- Work task
Return all lines below containing the word "Antti".
'''
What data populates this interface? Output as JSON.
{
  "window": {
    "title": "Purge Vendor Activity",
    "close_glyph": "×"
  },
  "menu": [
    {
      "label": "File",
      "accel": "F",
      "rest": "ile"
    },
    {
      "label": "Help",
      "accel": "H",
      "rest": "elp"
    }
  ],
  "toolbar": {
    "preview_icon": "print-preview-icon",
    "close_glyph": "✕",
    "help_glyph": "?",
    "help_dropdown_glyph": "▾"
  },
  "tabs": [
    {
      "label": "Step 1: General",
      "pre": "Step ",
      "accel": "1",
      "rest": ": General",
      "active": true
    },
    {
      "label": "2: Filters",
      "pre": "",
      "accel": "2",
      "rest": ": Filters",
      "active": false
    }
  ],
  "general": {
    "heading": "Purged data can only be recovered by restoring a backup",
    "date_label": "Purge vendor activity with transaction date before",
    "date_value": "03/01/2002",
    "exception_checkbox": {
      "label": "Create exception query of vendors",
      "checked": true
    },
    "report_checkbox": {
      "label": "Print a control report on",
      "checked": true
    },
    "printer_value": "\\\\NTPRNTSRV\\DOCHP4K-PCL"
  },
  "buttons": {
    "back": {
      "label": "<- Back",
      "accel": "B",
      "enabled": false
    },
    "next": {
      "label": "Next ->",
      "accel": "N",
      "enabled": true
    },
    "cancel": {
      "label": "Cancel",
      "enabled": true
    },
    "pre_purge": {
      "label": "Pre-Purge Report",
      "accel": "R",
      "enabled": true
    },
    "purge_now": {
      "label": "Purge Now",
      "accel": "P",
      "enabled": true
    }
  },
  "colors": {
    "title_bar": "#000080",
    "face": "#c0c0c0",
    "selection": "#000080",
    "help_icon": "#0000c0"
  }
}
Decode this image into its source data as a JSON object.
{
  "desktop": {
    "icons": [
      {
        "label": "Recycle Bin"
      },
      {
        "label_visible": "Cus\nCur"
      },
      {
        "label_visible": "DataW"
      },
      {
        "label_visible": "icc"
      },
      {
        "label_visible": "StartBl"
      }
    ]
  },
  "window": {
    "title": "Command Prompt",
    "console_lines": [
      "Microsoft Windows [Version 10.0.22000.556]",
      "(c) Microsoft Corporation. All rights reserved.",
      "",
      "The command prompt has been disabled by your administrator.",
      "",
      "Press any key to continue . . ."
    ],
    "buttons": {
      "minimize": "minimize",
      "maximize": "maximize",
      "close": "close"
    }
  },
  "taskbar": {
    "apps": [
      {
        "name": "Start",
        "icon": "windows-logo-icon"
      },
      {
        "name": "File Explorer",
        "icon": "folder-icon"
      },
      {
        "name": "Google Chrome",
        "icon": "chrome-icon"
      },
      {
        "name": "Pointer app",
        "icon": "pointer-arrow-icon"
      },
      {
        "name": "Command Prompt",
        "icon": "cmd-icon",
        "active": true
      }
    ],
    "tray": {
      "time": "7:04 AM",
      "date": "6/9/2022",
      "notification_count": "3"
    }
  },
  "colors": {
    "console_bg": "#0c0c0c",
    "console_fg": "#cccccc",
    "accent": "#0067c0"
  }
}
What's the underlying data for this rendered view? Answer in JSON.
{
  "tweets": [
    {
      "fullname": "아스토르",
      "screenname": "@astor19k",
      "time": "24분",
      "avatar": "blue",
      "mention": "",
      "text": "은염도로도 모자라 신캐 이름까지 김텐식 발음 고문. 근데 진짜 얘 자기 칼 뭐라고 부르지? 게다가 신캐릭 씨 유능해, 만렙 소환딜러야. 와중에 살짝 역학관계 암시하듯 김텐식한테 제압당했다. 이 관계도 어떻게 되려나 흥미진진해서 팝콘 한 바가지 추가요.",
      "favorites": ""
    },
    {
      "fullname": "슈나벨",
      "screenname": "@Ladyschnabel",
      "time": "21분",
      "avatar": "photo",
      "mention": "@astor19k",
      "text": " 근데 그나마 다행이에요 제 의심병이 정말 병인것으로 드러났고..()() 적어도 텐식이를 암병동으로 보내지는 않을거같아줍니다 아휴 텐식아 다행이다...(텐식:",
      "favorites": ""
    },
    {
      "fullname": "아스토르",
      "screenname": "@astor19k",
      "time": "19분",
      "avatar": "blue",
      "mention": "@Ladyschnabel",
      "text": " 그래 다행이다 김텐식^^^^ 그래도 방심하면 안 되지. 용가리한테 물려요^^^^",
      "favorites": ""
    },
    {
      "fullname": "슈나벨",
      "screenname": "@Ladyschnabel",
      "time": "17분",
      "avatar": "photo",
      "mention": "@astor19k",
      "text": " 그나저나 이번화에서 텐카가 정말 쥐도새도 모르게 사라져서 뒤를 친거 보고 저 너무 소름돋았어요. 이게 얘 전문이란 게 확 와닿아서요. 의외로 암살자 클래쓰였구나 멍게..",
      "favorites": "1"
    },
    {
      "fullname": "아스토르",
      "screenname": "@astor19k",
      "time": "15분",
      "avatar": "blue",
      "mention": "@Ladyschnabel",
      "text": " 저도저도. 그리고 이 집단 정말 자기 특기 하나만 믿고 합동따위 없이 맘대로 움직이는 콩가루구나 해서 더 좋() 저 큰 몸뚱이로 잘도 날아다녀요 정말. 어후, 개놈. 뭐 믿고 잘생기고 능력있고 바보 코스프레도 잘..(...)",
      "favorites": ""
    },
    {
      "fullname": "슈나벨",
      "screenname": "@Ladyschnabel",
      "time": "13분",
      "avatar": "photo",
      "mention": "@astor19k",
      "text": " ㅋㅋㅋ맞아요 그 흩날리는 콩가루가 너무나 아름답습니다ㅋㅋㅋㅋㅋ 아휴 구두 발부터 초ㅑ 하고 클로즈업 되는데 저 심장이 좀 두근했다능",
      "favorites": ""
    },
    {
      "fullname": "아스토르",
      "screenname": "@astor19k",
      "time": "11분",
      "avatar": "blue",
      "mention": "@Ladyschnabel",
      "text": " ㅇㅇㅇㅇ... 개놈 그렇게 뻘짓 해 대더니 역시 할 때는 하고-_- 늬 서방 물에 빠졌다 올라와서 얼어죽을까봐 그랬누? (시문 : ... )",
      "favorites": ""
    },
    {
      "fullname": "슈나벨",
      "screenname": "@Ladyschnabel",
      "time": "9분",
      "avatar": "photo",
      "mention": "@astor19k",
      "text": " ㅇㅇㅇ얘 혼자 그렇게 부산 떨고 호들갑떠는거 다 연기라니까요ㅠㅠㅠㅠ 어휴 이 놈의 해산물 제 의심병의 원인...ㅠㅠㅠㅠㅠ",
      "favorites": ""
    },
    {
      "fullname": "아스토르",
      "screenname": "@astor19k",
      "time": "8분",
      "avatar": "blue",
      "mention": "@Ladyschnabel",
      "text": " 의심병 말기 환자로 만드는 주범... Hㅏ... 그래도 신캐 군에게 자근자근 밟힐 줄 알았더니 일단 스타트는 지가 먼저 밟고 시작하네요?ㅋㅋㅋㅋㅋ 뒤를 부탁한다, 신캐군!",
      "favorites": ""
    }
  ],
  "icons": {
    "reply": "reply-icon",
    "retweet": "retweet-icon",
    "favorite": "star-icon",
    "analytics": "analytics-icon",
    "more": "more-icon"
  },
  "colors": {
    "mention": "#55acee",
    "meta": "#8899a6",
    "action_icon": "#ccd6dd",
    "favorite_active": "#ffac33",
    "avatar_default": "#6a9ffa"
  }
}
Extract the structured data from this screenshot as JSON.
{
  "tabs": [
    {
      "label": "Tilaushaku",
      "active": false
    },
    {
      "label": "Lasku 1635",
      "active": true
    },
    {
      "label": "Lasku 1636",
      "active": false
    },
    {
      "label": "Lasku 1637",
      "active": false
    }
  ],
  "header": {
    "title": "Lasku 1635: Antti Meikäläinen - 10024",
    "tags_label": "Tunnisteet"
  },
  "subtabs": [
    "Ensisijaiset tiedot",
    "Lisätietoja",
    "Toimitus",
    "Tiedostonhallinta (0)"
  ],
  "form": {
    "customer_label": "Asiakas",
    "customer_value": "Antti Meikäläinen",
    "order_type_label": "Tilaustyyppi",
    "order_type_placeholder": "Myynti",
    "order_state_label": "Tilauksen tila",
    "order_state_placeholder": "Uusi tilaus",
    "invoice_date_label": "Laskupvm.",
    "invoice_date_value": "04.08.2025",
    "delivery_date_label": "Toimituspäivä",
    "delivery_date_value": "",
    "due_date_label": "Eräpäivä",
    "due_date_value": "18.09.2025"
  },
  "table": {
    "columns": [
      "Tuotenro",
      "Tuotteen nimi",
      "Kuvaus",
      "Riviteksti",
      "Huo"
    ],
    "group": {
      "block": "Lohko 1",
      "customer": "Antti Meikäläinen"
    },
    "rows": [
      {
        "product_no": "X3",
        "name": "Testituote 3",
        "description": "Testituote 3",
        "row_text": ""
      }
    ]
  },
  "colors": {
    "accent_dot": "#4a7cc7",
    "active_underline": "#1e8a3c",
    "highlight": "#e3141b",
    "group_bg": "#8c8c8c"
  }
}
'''
- Result of this task
    "title": "Lasku 1635: Antti Meikäläinen - 10024",
    "customer_value": "Antti Meikäläinen",
      "customer": "Antti Meikäläinen"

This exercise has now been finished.